### Material for this task
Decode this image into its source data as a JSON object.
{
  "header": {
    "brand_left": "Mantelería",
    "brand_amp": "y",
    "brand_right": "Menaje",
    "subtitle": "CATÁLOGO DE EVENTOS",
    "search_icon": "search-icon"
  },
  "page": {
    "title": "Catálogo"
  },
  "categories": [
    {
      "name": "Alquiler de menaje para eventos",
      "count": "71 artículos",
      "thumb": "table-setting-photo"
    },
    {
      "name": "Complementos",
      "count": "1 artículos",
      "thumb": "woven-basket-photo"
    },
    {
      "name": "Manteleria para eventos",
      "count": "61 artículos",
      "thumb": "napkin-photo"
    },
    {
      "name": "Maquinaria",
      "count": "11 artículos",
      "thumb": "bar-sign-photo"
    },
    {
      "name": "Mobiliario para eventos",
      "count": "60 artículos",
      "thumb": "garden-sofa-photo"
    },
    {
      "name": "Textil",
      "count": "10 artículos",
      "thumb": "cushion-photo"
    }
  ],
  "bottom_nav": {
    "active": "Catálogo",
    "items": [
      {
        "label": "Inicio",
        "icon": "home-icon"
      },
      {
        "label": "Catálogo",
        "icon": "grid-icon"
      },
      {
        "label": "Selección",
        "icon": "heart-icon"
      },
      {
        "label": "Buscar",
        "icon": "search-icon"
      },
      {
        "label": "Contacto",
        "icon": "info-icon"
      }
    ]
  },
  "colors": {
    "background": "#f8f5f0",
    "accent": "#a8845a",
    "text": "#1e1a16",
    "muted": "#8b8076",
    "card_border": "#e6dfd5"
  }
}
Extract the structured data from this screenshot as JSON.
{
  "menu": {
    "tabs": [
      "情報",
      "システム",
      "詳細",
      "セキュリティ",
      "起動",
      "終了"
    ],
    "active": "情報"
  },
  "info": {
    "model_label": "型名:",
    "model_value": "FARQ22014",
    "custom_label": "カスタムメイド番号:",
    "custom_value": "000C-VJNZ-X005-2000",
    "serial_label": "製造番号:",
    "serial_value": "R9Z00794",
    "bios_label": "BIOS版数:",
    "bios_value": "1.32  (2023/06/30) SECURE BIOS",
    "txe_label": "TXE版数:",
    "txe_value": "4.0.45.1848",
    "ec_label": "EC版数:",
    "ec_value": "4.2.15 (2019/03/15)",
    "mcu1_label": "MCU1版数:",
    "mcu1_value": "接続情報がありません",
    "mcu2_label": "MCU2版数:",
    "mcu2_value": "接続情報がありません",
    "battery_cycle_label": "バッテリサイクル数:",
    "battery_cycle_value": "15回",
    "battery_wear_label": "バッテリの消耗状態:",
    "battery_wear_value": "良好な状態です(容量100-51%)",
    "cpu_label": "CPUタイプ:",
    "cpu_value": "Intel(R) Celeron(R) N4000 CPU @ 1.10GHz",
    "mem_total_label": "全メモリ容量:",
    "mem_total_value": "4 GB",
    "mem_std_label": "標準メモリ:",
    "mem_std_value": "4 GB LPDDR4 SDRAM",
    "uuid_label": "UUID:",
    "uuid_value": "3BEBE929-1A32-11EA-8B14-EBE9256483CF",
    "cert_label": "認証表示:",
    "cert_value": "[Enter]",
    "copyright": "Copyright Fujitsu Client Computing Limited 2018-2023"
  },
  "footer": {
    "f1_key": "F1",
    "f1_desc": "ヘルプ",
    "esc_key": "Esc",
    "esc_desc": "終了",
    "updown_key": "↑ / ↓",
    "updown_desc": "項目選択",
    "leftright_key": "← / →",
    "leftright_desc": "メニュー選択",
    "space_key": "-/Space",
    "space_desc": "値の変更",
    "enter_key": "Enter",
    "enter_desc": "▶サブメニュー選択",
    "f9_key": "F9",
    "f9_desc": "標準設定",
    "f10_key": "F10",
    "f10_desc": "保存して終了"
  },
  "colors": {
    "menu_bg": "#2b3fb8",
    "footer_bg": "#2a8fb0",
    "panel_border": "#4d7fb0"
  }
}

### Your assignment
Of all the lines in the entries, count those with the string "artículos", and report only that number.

### Answer to this task
6